**What the task requires:** Every line below is to be set down again exactly; any image stays out.

[Dataset excerpts]
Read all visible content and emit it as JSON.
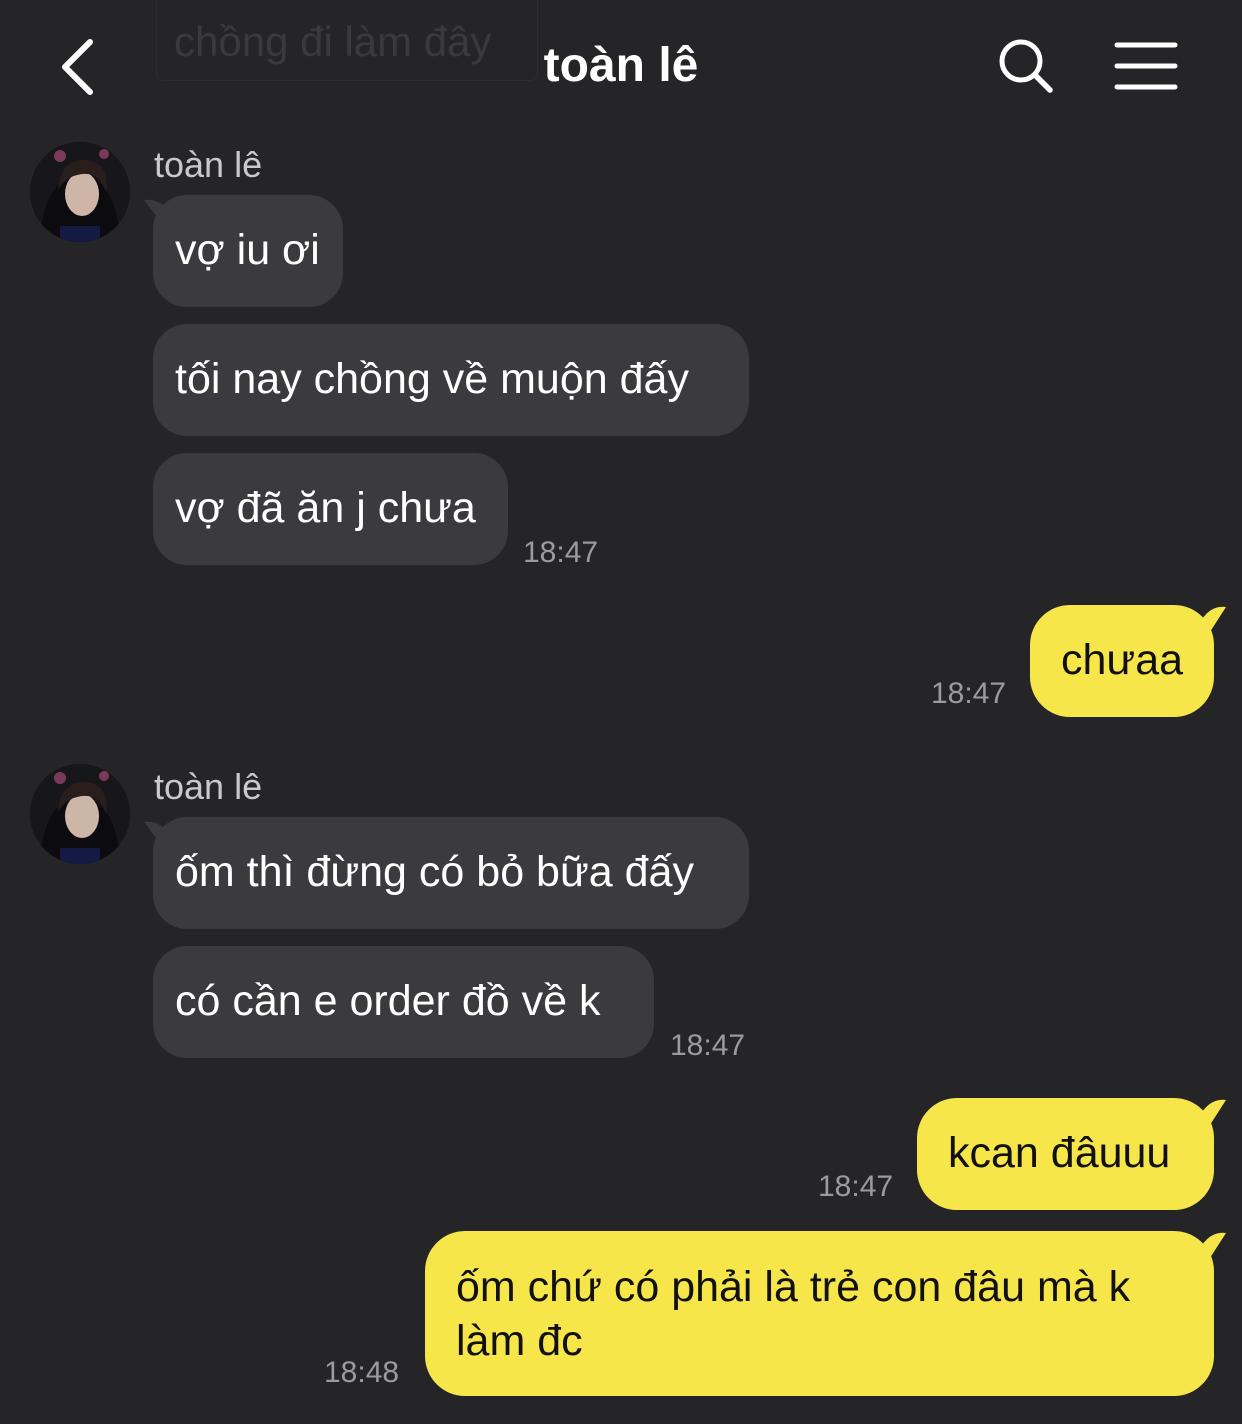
{
  "header": {
    "ghost_text": "chồng đi làm đây",
    "title": "toàn lê",
    "back_icon": "chevron-left-icon",
    "search_icon": "search-icon",
    "menu_icon": "hamburger-menu-icon"
  },
  "colors": {
    "background": "#252527",
    "incoming_bubble": "#3b3b3e",
    "outgoing_bubble": "#f7e64a",
    "timestamp": "#9b9b9f"
  },
  "messages": {
    "group1": {
      "sender": "toàn lê",
      "m1": "vợ iu ơi",
      "m2": "tối nay chồng về muộn đấy",
      "m3": "vợ đã ăn j chưa",
      "time": "18:47"
    },
    "out1": {
      "text": "chưaa",
      "time": "18:47"
    },
    "group2": {
      "sender": "toàn lê",
      "m1": "ốm thì đừng có bỏ bữa đấy",
      "m2": "có cần e order đồ về k",
      "time": "18:47"
    },
    "out2": {
      "text": "kcan đâuuu",
      "time": "18:47"
    },
    "out3": {
      "line1": "ốm chứ có phải là trẻ con đâu mà k",
      "line2": "làm đc",
      "time": "18:48"
    }
  }
}
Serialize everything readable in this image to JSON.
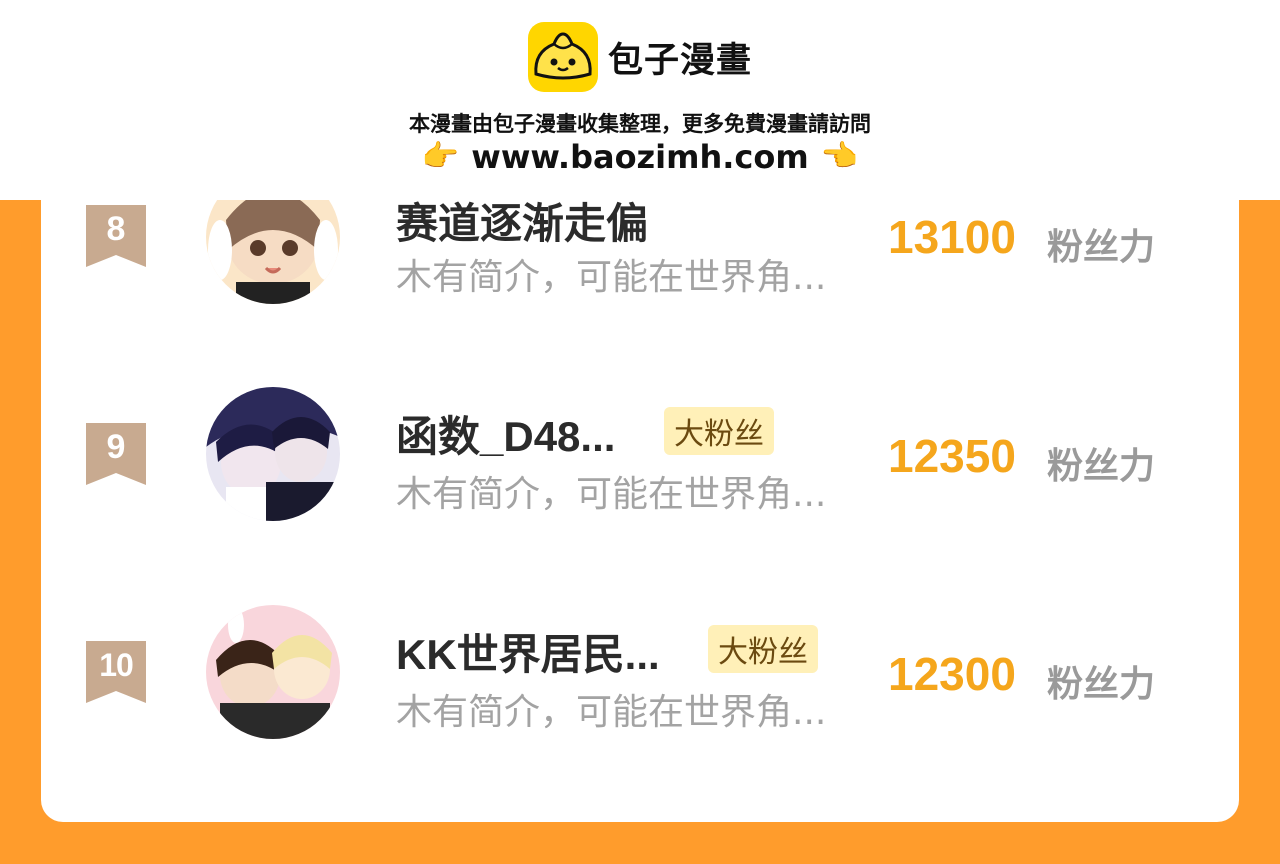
{
  "header": {
    "logo_text": "包子漫畫",
    "notice": "本漫畫由包子漫畫收集整理，更多免費漫畫請訪問",
    "url": "www.baozimh.com",
    "left_hand_icon": "pointing-right-hand-icon",
    "right_hand_icon": "pointing-left-hand-icon"
  },
  "colors": {
    "frame": "#FF9C2C",
    "score": "#F5A61C",
    "badge_bg": "#FFF0B8",
    "rank_ribbon": "#C8AA90",
    "logo_bg": "#FFD600"
  },
  "rows": [
    {
      "rank": "8",
      "name": "赛道逐渐走偏",
      "badge": "",
      "desc": "木有简介，可能在世界角...",
      "score": "13100",
      "score_unit": "粉丝力"
    },
    {
      "rank": "9",
      "name": "函数_D48...",
      "badge": "大粉丝",
      "desc": "木有简介，可能在世界角...",
      "score": "12350",
      "score_unit": "粉丝力"
    },
    {
      "rank": "10",
      "name": "KK世界居民...",
      "badge": "大粉丝",
      "desc": "木有简介，可能在世界角...",
      "score": "12300",
      "score_unit": "粉丝力"
    }
  ]
}
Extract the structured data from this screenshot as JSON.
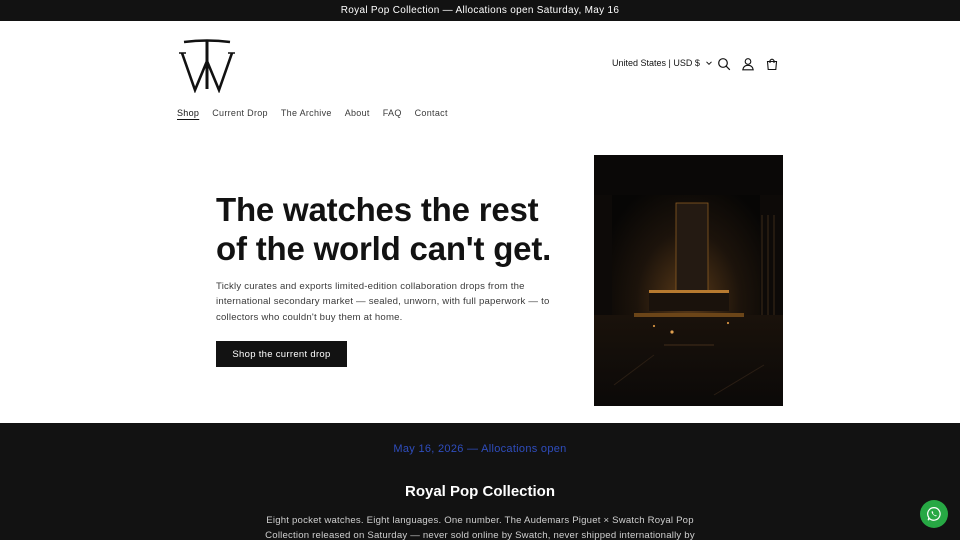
{
  "announcement": "Royal Pop Collection — Allocations open Saturday, May 16",
  "header": {
    "logo_letters": "TW",
    "locale": "United States | USD $",
    "icons": [
      "search-icon",
      "account-icon",
      "cart-icon"
    ]
  },
  "nav": {
    "items": [
      {
        "label": "Shop",
        "active": true
      },
      {
        "label": "Current Drop"
      },
      {
        "label": "The Archive"
      },
      {
        "label": "About"
      },
      {
        "label": "FAQ"
      },
      {
        "label": "Contact"
      }
    ]
  },
  "hero": {
    "title": "The watches the rest of the world can't get.",
    "description": "Tickly curates and exports limited-edition collaboration drops from the international secondary market — sealed, unworn, with full paperwork — to collectors who couldn't buy them at home.",
    "button": "Shop the current drop"
  },
  "collection": {
    "date_line": "May 16, 2026 — Allocations open",
    "title": "Royal Pop Collection",
    "description": "Eight pocket watches. Eight languages. One number. The Audemars Piguet × Swatch Royal Pop Collection released on Saturday — never sold online by Swatch, never shipped internationally by"
  },
  "colors": {
    "dark": "#121212",
    "accent_link": "#2f4dbd",
    "whatsapp": "#27a844"
  }
}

**Exercise result:**
Read all visible content and emit it as JSON.
{
  "header": {
    "ghost_text": "chồng đi làm đây",
    "title": "toàn lê",
    "back_icon": "chevron-left-icon",
    "search_icon": "search-icon",
    "menu_icon": "hamburger-menu-icon"
  },
  "colors": {
    "background": "#252527",
    "incoming_bubble": "#3b3b3e",
    "outgoing_bubble": "#f7e64a",
    "timestamp": "#9b9b9f"
  },
  "messages": {
    "group1": {
      "sender": "toàn lê",
      "m1": "vợ iu ơi",
      "m2": "tối nay chồng về muộn đấy",
      "m3": "vợ đã ăn j chưa",
      "time": "18:47"
    },
    "out1": {
      "text": "chưaa",
      "time": "18:47"
    },
    "group2": {
      "sender": "toàn lê",
      "m1": "ốm thì đừng có bỏ bữa đấy",
      "m2": "có cần e order đồ về k",
      "time": "18:47"
    },
    "out2": {
      "text": "kcan đâuuu",
      "time": "18:47"
    },
    "out3": {
      "line1": "ốm chứ có phải là trẻ con đâu mà k",
      "line2": "làm đc",
      "time": "18:48"
    }
  }
}
Serialize everything readable in this image to JSON.
{
  "header": {
    "logo_text": "包子漫畫",
    "notice": "本漫畫由包子漫畫收集整理，更多免費漫畫請訪問",
    "url": "www.baozimh.com",
    "left_hand_icon": "pointing-right-hand-icon",
    "right_hand_icon": "pointing-left-hand-icon"
  },
  "colors": {
    "frame": "#FF9C2C",
    "score": "#F5A61C",
    "badge_bg": "#FFF0B8",
    "rank_ribbon": "#C8AA90",
    "logo_bg": "#FFD600"
  },
  "rows": [
    {
      "rank": "8",
      "name": "赛道逐渐走偏",
      "badge": "",
      "desc": "木有简介，可能在世界角...",
      "score": "13100",
      "score_unit": "粉丝力"
    },
    {
      "rank": "9",
      "name": "函数_D48...",
      "badge": "大粉丝",
      "desc": "木有简介，可能在世界角...",
      "score": "12350",
      "score_unit": "粉丝力"
    },
    {
      "rank": "10",
      "name": "KK世界居民...",
      "badge": "大粉丝",
      "desc": "木有简介，可能在世界角...",
      "score": "12300",
      "score_unit": "粉丝力"
    }
  ]
}
Extract the structured data from this screenshot as JSON.
{
  "announcement": "Royal Pop Collection — Allocations open Saturday, May 16",
  "header": {
    "logo_letters": "TW",
    "locale": "United States | USD $",
    "icons": [
      "search-icon",
      "account-icon",
      "cart-icon"
    ]
  },
  "nav": {
    "items": [
      {
        "label": "Shop",
        "active": true
      },
      {
        "label": "Current Drop"
      },
      {
        "label": "The Archive"
      },
      {
        "label": "About"
      },
      {
        "label": "FAQ"
      },
      {
        "label": "Contact"
      }
    ]
  },
  "hero": {
    "title": "The watches the rest of the world can't get.",
    "description": "Tickly curates and exports limited-edition collaboration drops from the international secondary market — sealed, unworn, with full paperwork — to collectors who couldn't buy them at home.",
    "button": "Shop the current drop"
  },
  "collection": {
    "date_line": "May 16, 2026 — Allocations open",
    "title": "Royal Pop Collection",
    "description": "Eight pocket watches. Eight languages. One number. The Audemars Piguet × Swatch Royal Pop Collection released on Saturday — never sold online by Swatch, never shipped internationally by"
  },
  "colors": {
    "dark": "#121212",
    "accent_link": "#2f4dbd",
    "whatsapp": "#27a844"
  }
}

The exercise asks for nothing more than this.